Upcoming Changes to Illinois Juvenile Crime Laws
No matter how old children get, parents will seek to protect them and provide them with the best life possible. Therefore, if it is within a parent's power, he or she will want to provide his or her child with the best possible defense when facing a legal battle.
Understanding the laws surrounding one's criminal allegations is imperative to any successful defense strategy, and as of January 1, 2017, a new round of legislation will take effect regarding juvenile defenses.
At any age, even small charges remain on a criminal record no matter the outcome of the case. Criminal accusations can dramatically alter the life of a teen, potentially preventing future employment opportunities and lessening the probability of a degree in higher education. However, with the new year, new possibilities are available to erase the dark marks through expungement. Certain criteria must be met to qualify, including:

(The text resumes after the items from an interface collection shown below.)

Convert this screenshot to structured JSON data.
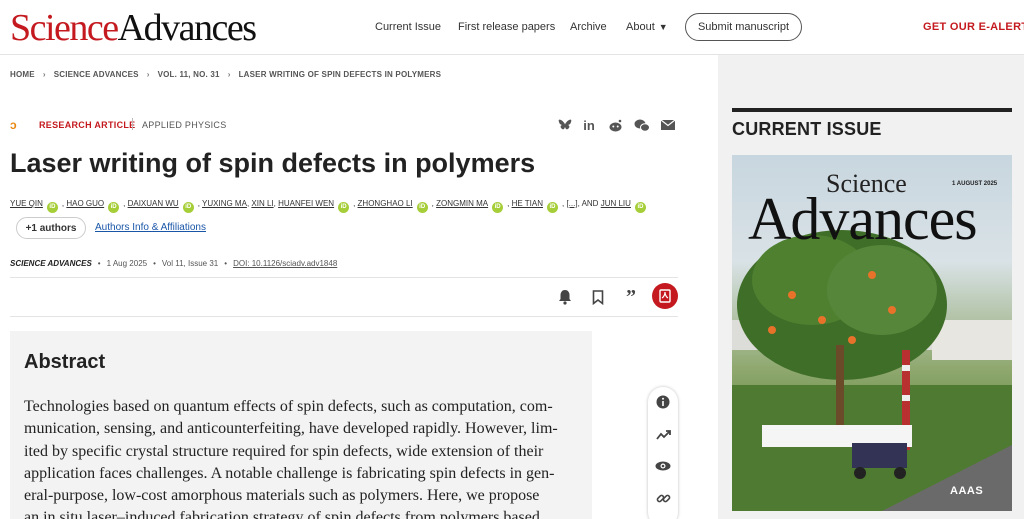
{
  "header": {
    "logo_science": "Science",
    "logo_advances": "Advances",
    "nav": [
      "Current Issue",
      "First release papers",
      "Archive",
      "About"
    ],
    "submit_label": "Submit manuscript",
    "ealerts_label": "GET OUR E-ALERTS"
  },
  "breadcrumb": [
    "HOME",
    "SCIENCE ADVANCES",
    "VOL. 11, NO. 31",
    "LASER WRITING OF SPIN DEFECTS IN POLYMERS"
  ],
  "article": {
    "type": "RESEARCH ARTICLE",
    "subject": "APPLIED PHYSICS",
    "title": "Laser writing of spin defects in polymers",
    "authors": [
      "YUE QIN",
      "HAO GUO",
      "DAIXUAN WU",
      "YUXING MA",
      "XIN LI",
      "HUANFEI WEN",
      "ZHONGHAO LI",
      "ZONGMIN MA",
      "HE TIAN",
      "JUN LIU"
    ],
    "ellipsis": "[...]",
    "and_label": ", AND",
    "plus_authors": "+1 authors",
    "affiliations_link": "Authors Info & Affiliations",
    "journal": "SCIENCE ADVANCES",
    "date": "1 Aug 2025",
    "volume": "Vol 11, Issue 31",
    "doi": "DOI: 10.1126/sciadv.adv1848"
  },
  "abstract": {
    "heading": "Abstract",
    "lines": [
      "Technologies based on quantum effects of spin defects, such as computation, com-",
      "munication, sensing, and anticounterfeiting, have developed rapidly. However, lim-",
      "ited by specific crystal structure required for spin defects, wide extension of their",
      "application faces challenges. A notable challenge is fabricating spin defects in gen-",
      "eral-purpose, low-cost amorphous materials such as polymers. Here, we propose",
      "an in situ laser–induced fabrication strategy of spin defects from polymers based"
    ]
  },
  "sidebar": {
    "current_issue_label": "CURRENT ISSUE",
    "cover_science": "Science",
    "cover_advances": "Advances",
    "cover_date": "1 AUGUST 2025",
    "cover_publisher": "AAAS"
  },
  "icons": {
    "share": [
      "bluesky-icon",
      "linkedin-icon",
      "reddit-icon",
      "wechat-icon",
      "email-icon"
    ],
    "toolbar": [
      "bell-icon",
      "bookmark-icon",
      "quote-icon",
      "pdf-icon"
    ],
    "side": [
      "info-icon",
      "metrics-icon",
      "view-icon",
      "link-icon"
    ]
  },
  "colors": {
    "brand_red": "#c41a1f",
    "orcid_green": "#a6ce39",
    "link_blue": "#1a56a8",
    "oa_orange": "#e8850f"
  }
}
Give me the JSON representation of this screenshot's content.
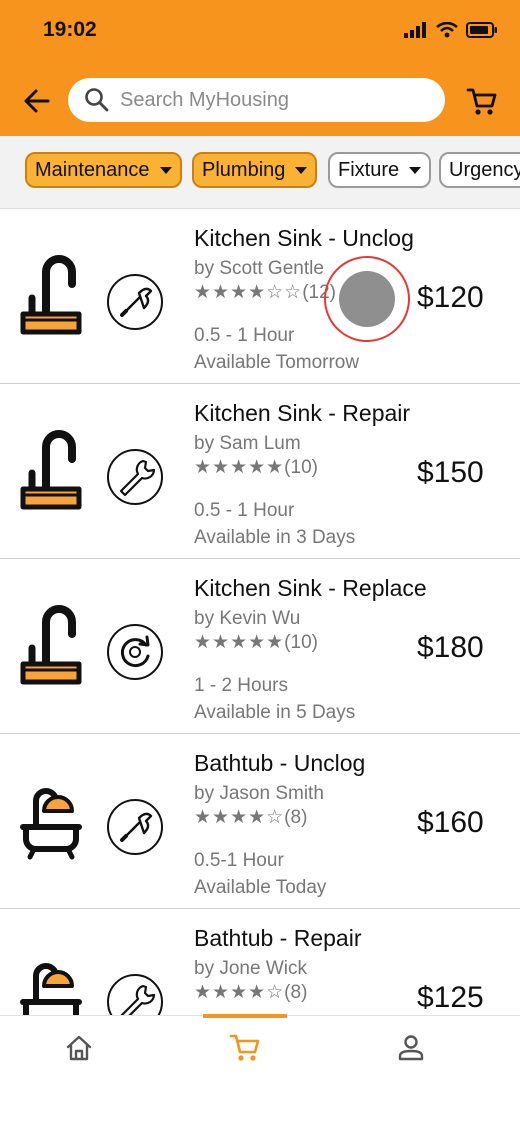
{
  "status_bar": {
    "time": "19:02"
  },
  "search": {
    "placeholder": "Search MyHousing"
  },
  "filters": [
    {
      "label": "Maintenance",
      "active": true
    },
    {
      "label": "Plumbing",
      "active": true
    },
    {
      "label": "Fixture",
      "active": false
    },
    {
      "label": "Urgency",
      "active": false
    }
  ],
  "items": [
    {
      "title": "Kitchen Sink - Unclog",
      "provider": "by Scott Gentle",
      "stars": "★★★★☆☆",
      "reviews": "(12)",
      "duration": "0.5 - 1 Hour",
      "availability": "Available Tomorrow",
      "price": "$120",
      "fixture_icon": "sink-icon",
      "action_icon": "plunger-icon"
    },
    {
      "title": "Kitchen Sink - Repair",
      "provider": "by Sam Lum",
      "stars": "★★★★★",
      "reviews": "(10)",
      "duration": "0.5 - 1 Hour",
      "availability": "Available in 3 Days",
      "price": "$150",
      "fixture_icon": "sink-icon",
      "action_icon": "wrench-icon"
    },
    {
      "title": "Kitchen Sink - Replace",
      "provider": "by Kevin Wu",
      "stars": "★★★★★",
      "reviews": "(10)",
      "duration": "1 - 2 Hours",
      "availability": "Available in 5 Days",
      "price": "$180",
      "fixture_icon": "sink-icon",
      "action_icon": "replace-icon"
    },
    {
      "title": "Bathtub - Unclog",
      "provider": "by Jason Smith",
      "stars": "★★★★☆",
      "reviews": "(8)",
      "duration": "0.5-1 Hour",
      "availability": "Available Today",
      "price": "$160",
      "fixture_icon": "bathtub-icon",
      "action_icon": "plunger-icon"
    },
    {
      "title": "Bathtub - Repair",
      "provider": "by Jone Wick",
      "stars": "★★★★☆",
      "reviews": "(8)",
      "duration": "",
      "availability": "",
      "price": "$125",
      "fixture_icon": "bathtub-icon",
      "action_icon": "wrench-icon"
    }
  ],
  "bottom_nav": [
    {
      "name": "home",
      "icon": "home-icon",
      "active": false
    },
    {
      "name": "cart",
      "icon": "cart-icon",
      "active": true
    },
    {
      "name": "profile",
      "icon": "profile-icon",
      "active": false
    }
  ],
  "colors": {
    "accent": "#F7941E",
    "chip_active": "#F9B233",
    "chip_active_border": "#C88214",
    "tap_ring": "#E53935"
  }
}
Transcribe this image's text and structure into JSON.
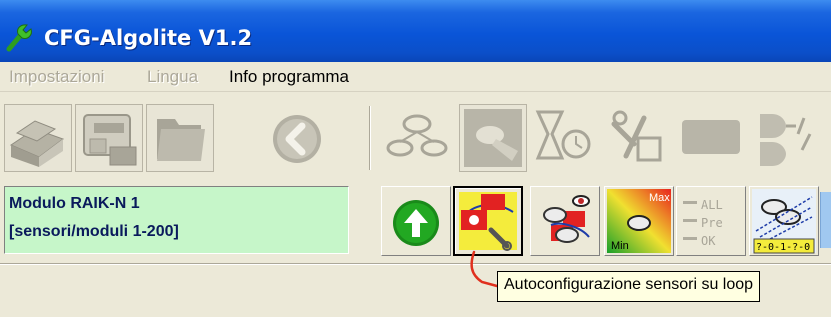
{
  "window": {
    "title": "CFG-Algolite V1.2",
    "icon": "wrench-icon"
  },
  "menu": {
    "items": [
      {
        "label": "Impostazioni",
        "enabled": false
      },
      {
        "label": "Lingua",
        "enabled": false
      },
      {
        "label": "Info programma",
        "enabled": true
      }
    ]
  },
  "toolbar": {
    "buttons": [
      {
        "icon": "stack-icon",
        "enabled": false
      },
      {
        "icon": "module-config-icon",
        "enabled": false
      },
      {
        "icon": "folders-icon",
        "enabled": false
      },
      {
        "icon": "back-arrow-icon",
        "enabled": false
      },
      {
        "icon": "sensors-tree-icon",
        "enabled": false
      },
      {
        "icon": "sensor-hand-icon",
        "enabled": false
      },
      {
        "icon": "hourglass-timer-icon",
        "enabled": false
      },
      {
        "icon": "tools-icon",
        "enabled": false
      },
      {
        "icon": "blank-panel-icon",
        "enabled": false
      },
      {
        "icon": "logic-gates-icon",
        "enabled": false
      }
    ]
  },
  "module": {
    "line1": "Modulo RAIK-N 1",
    "line2": "[sensori/moduli 1-200]"
  },
  "buttons2": [
    {
      "icon": "upload-arrow-icon"
    },
    {
      "icon": "autoconfig-sensors-icon",
      "pressed": true
    },
    {
      "icon": "sensor-eye-icon"
    },
    {
      "icon": "max-min-gradient-icon",
      "labels": {
        "max": "Max",
        "min": "Min"
      }
    },
    {
      "icon": "all-pre-ok-icon",
      "labels": [
        "ALL",
        "Pre",
        "OK"
      ]
    },
    {
      "icon": "sensor-grid-icon",
      "label": "?-0-1-?-0"
    }
  ],
  "tooltip": {
    "text": "Autoconfigurazione sensori su loop"
  },
  "colors": {
    "titlebar": "#0a55d8",
    "module_panel": "#c6f6c9",
    "tooltip_bg": "#ffffe1",
    "callout": "#e0301e"
  }
}
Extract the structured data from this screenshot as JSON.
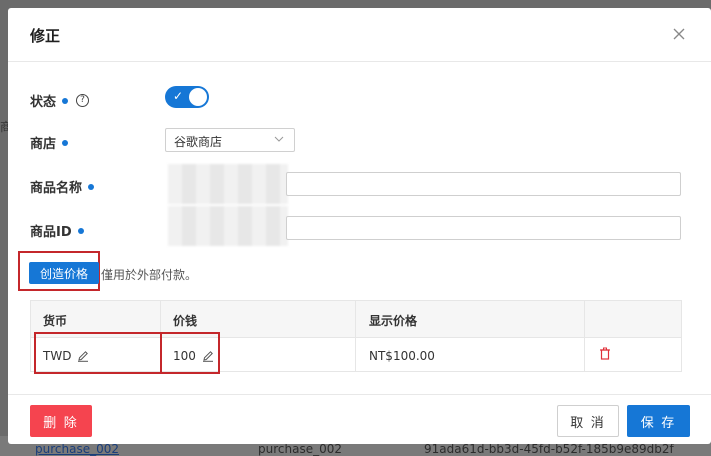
{
  "background": {
    "row_link": "purchase_002",
    "row_col2": "purchase_002",
    "row_col3": "91ada61d-bb3d-45fd-b52f-185b9e89db2f",
    "edge_glyph": "商"
  },
  "dialog": {
    "title": "修正",
    "close_icon": "close-icon"
  },
  "form": {
    "status": {
      "label": "状态",
      "help_icon": "question-circle-icon",
      "toggle_on": true,
      "check_glyph": "✓"
    },
    "store": {
      "label": "商店",
      "selected": "谷歌商店",
      "caret_icon": "chevron-down-icon"
    },
    "product_name": {
      "label": "商品名称",
      "value": ""
    },
    "product_id": {
      "label": "商品ID",
      "value": ""
    }
  },
  "create_price": {
    "button_label": "创造价格",
    "hint": "僅用於外部付款。"
  },
  "price_table": {
    "headers": [
      "货币",
      "价钱",
      "显示价格",
      ""
    ],
    "rows": [
      {
        "currency": "TWD",
        "price": "100",
        "display_price": "NT$100.00"
      }
    ]
  },
  "footer": {
    "delete_label": "删 除",
    "cancel_label": "取 消",
    "save_label": "保 存"
  },
  "colors": {
    "primary": "#1677d6",
    "danger": "#f5444f",
    "highlight": "#c4272b"
  }
}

- The incident occurring before the juvenile's 18th birthday;
- A petition for delinquency was not filed;
- Dismissal without a delinquency filing occurred;
- The minor was not delinquent;
- Sentencing was juvenile court supervision; or
- The charge was adjudicated to a petty offense or a Class B or C misdemeanor.
Miranda Rights Enforcement
As adults, the rights read to us during an arrest, known as the Miranda Rights, are more easily understood. However, to children, the words become lost and less understood during the fear of the unknown. Previously, deceptive tactics may have forced juveniles into giving false confessions. Yet the new regulations require that children under the age of 15 have a lawyer present during interrogation processes for added legal protection. Additionally, any questioning of anyone under the age of 18 requires videotaping.
Alterations in Sentencing
The ultimate goal of any punishment is to teach a lesson to the offender, have him or her change his or her ways, and go on to become a productive and non-disruptive member of society. Children, even at 17 years of age, are still learning. Overly harsh, adult-appropriate penalties are counterproductive when used against children. Therefore, as of 2017, Illinois minors who are found guilty of class 3 and class 4 felonies of the Illinois Controlled Substances Act will not serve automatic incarceration. Instead, a period of probation will be the penalty, terminable upon successful completion of a given amount of time.
Speak with a Criminal Defense Attorney in Illinois Today
If your son or daughter is facing juvenile criminal charges, you are likely looking for options to protect him or her and his or her future. It is important to consult with an experienced and proven legal professional to build a defense that enables the possibilities of having the case reduced or dismissed. If you are interested in exploring the possibilities for your case with a DuPage County, IL juvenile defense attorney, contact Davi Law Group, LLC today at (630) 580-6373.